Fourth year Emily Amon is on track to complete her third community-based research project with us. This time, she’s studying the ecologically sensitive Harper Creek watershed. Amon is hopeful her work will influence City policy and raise awareness about the hazards facing the Creek.
Driven by a passion for community-based research and environmental science, fourth-year Trent student Emily Amon returned to the TCRC in the fall of 2016 to pursue a third community-based research project with us. Her new project will examine the Harper Creek subwatershed to identify the areas that most need increased soil permeability in order to reduce the amount of sediments and other contaminants that run-off into the creek.
Amon is interested in community green spaces and water quality, so this was a natural project for her. Harper Creek is an ecologically sensitive part of Peterborough, she says, and with increasing urbanization in the area, including plans to build a casino, we need to understand the hazards facing the subwatershed.

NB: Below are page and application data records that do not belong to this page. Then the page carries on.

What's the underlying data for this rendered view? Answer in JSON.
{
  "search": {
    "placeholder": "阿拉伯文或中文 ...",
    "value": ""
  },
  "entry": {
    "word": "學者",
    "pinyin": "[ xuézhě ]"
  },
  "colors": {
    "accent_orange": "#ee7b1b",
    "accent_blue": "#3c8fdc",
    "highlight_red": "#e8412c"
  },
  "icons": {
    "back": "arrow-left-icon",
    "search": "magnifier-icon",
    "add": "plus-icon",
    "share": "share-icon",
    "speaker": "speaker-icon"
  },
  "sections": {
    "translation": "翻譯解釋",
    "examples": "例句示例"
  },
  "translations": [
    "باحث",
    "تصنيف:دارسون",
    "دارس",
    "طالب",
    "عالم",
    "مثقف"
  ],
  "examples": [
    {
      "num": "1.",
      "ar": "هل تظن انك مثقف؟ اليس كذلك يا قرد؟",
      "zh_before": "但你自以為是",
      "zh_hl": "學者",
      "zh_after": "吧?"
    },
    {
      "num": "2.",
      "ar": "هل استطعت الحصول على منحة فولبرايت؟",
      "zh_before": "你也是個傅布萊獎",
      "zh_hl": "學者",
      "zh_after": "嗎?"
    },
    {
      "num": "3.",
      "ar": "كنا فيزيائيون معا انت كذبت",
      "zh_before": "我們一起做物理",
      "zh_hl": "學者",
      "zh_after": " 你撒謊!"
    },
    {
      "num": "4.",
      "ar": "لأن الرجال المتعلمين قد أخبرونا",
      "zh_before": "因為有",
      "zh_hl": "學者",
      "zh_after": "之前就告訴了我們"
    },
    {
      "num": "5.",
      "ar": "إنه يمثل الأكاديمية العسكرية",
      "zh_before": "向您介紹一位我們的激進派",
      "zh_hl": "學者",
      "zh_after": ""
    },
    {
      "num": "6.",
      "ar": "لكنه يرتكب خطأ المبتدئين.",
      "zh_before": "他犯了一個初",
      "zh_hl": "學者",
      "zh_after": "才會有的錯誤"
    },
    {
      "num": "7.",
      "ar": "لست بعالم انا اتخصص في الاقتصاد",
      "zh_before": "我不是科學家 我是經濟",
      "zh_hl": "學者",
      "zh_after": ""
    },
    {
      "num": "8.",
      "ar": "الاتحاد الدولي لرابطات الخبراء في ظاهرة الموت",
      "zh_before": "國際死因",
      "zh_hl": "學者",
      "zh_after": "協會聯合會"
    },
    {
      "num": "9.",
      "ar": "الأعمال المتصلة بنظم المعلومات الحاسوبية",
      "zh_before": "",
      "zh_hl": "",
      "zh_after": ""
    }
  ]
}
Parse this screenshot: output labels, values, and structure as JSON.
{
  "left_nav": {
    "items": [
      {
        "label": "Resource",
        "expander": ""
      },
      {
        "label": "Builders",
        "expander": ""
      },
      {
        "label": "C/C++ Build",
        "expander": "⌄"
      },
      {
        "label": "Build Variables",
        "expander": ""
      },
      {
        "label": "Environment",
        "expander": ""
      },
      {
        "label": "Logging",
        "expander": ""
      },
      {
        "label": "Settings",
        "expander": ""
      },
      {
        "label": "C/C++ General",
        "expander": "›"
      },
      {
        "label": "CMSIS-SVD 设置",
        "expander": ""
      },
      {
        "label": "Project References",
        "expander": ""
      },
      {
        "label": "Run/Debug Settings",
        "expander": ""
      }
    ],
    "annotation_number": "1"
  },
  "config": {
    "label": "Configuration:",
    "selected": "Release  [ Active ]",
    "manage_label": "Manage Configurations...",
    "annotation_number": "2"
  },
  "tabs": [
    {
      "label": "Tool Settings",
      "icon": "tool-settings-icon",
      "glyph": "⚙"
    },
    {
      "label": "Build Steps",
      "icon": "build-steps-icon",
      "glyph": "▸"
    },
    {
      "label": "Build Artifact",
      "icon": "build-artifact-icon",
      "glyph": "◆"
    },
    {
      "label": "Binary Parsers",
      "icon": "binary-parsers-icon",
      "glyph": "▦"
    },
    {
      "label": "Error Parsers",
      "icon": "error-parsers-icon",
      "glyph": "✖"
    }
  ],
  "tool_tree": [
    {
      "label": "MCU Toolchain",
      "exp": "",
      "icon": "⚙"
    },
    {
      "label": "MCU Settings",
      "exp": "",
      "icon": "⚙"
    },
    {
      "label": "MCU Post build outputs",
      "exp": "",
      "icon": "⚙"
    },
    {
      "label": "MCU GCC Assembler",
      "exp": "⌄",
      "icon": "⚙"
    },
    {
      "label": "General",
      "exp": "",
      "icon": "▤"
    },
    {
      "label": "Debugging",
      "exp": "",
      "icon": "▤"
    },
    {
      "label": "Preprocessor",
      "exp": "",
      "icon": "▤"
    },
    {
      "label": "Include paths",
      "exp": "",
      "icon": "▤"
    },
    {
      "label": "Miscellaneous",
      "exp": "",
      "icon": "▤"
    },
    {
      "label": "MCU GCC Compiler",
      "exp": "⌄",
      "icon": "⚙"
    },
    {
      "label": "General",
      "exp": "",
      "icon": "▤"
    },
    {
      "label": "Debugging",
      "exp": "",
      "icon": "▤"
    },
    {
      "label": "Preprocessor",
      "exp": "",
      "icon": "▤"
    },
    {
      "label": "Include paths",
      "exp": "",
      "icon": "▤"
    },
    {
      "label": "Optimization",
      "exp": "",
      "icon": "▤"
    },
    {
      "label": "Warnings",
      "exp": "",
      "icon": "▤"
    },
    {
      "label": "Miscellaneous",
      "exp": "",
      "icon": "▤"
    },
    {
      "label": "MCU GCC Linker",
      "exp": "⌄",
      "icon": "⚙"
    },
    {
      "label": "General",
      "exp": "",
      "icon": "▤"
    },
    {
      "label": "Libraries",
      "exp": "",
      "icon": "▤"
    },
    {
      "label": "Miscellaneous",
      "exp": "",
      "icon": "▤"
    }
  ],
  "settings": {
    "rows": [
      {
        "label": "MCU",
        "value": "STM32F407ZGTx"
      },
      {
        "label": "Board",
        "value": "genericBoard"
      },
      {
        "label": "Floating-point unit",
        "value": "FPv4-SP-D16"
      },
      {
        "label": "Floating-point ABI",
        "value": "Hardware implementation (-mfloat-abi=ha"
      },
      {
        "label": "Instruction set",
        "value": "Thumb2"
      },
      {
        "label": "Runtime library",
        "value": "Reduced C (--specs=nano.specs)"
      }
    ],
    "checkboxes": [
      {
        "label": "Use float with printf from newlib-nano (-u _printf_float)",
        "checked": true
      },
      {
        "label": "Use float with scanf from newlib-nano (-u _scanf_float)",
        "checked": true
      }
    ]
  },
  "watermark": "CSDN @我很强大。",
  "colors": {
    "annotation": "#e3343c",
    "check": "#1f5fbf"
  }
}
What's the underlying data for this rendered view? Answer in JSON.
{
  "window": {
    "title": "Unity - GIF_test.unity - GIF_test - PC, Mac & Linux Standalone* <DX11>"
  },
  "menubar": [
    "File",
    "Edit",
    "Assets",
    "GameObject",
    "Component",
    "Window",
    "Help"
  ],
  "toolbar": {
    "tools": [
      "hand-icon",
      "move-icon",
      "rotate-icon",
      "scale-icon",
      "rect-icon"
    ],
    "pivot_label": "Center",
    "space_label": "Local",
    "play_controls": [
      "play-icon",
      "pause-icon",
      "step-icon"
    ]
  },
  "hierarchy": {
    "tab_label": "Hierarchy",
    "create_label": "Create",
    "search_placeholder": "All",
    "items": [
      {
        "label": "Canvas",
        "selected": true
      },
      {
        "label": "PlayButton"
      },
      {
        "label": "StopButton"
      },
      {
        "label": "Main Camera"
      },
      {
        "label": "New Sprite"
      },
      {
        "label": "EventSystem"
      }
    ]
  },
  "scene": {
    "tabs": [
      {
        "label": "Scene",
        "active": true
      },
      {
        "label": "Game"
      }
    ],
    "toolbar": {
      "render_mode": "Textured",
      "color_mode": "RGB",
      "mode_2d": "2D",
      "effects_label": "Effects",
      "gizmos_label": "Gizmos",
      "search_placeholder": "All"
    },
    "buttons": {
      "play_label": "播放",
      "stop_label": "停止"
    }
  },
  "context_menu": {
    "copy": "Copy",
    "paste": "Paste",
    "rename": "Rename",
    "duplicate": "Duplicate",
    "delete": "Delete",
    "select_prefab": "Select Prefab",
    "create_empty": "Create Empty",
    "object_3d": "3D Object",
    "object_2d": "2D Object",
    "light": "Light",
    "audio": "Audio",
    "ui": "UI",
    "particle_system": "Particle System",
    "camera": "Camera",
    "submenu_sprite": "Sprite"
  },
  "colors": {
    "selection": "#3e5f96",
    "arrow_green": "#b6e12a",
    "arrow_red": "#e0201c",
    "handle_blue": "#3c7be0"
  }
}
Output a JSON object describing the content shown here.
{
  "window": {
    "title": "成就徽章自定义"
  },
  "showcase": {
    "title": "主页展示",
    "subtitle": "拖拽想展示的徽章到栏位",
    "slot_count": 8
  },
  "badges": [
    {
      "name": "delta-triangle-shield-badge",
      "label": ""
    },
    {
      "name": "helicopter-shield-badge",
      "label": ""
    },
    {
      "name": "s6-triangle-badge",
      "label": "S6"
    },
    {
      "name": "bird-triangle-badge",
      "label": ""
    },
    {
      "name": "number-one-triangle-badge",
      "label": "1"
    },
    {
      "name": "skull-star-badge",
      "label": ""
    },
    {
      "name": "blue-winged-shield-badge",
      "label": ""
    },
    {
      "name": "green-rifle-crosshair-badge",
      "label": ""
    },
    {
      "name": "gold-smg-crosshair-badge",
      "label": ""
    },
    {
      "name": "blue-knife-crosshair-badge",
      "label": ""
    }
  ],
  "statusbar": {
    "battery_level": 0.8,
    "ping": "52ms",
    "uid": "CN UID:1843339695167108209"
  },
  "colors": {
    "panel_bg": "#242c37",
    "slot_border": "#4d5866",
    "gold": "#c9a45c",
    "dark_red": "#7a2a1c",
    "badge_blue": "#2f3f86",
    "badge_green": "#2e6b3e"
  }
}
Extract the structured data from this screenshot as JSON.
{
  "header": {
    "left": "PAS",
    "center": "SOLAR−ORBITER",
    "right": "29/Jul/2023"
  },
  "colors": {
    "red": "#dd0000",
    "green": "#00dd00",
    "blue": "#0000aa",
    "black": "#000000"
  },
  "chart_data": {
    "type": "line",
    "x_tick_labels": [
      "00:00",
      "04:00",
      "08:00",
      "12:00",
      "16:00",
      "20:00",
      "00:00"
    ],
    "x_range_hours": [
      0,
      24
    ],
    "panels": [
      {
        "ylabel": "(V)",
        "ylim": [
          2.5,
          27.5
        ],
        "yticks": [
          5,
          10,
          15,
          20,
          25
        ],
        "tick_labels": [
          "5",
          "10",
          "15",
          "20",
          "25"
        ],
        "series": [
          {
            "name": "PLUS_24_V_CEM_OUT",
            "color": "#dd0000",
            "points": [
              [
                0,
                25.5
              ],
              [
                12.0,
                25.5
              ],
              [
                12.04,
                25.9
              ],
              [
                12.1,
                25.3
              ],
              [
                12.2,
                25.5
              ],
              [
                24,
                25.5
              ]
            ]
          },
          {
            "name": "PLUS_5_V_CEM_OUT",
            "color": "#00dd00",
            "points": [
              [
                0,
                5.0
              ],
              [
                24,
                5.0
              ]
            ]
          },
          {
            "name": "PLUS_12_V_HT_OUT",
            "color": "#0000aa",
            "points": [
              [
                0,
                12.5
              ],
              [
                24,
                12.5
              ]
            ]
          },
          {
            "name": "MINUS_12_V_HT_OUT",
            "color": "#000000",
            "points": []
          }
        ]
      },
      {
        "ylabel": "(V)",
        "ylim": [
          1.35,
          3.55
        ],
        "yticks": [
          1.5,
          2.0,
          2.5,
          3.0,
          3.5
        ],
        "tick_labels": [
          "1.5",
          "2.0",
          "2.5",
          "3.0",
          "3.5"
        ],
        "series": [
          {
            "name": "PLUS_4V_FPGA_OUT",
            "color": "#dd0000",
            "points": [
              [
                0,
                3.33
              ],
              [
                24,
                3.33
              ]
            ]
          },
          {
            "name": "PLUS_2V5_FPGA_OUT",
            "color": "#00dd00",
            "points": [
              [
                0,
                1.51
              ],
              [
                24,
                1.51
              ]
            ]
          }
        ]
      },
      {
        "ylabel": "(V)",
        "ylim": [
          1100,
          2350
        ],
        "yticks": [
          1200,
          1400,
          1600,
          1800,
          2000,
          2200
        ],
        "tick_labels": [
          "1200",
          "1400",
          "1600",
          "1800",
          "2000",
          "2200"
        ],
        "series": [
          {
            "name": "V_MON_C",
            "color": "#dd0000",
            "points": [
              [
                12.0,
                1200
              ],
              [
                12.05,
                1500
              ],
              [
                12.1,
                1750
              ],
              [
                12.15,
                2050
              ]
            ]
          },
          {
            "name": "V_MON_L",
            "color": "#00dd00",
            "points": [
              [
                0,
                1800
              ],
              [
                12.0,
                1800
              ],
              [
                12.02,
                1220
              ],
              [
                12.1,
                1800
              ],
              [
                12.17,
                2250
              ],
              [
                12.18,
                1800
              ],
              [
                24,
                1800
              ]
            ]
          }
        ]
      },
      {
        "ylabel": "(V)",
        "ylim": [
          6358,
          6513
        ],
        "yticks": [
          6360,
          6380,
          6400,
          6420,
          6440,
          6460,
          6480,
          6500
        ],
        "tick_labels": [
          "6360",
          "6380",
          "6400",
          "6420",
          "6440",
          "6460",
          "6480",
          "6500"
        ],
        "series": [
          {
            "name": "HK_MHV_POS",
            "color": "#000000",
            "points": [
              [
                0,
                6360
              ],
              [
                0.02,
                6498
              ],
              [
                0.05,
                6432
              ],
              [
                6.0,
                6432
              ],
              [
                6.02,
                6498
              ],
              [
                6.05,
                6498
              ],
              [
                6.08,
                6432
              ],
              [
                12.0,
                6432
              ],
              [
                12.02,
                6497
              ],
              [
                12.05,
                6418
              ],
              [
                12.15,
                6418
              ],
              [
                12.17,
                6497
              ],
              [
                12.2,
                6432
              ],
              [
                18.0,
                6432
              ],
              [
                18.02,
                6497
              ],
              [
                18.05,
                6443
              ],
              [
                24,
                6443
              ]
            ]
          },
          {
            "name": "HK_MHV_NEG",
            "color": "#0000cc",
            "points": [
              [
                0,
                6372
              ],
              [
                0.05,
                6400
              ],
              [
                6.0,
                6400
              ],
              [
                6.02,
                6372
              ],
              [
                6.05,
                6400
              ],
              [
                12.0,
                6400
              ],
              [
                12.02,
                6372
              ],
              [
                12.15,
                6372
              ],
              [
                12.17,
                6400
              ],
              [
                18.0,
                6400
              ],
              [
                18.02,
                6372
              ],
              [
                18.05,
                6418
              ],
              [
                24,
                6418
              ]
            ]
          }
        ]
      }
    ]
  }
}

Like many TCRC students, Amon appreciates the opportunity to study real problems facing her community. “I don’t see the point in answering questions that no one is asking, or that only academics are asking,” she says. “With community-based research I can come up with solutions to problems that we’re actually seeing.”
Amon’s research is part of a broader push by Peterborough GreenUp (who is hosting her project) to increase soil permeability in Peterborough by de-paving property and installing rain gardens. It’s something that’s on City Hall’s agenda as well, and Amon plans to present recommendations to the City about which areas to prioritize when she finishes her project.
Even now though, in the early stages of Amon’s research, she feels like her work is raising awareness. “There’s been a lot of public concern about the social problems presented by the casino, but I think my work has drawn more attention to the environmental concerns around it.”
Amon hopes her work will encourage people throughout Peterborough to consider building rain gardens on their property. “They’re something anyone can implement,” she says. And they make a big difference by absorbing rain water, which reduces flood risks and diverts contaminants away from streams, rivers, and lakes.
Amon plans to continue her community-focussed approach to environmental research after she graduates from Trent. “The only way to achieve environmental goals is to focus on the community where the problems are,” she says. “There are no one size fits all solutions. So community-based research seems more sustainable, and more likely to succeed.”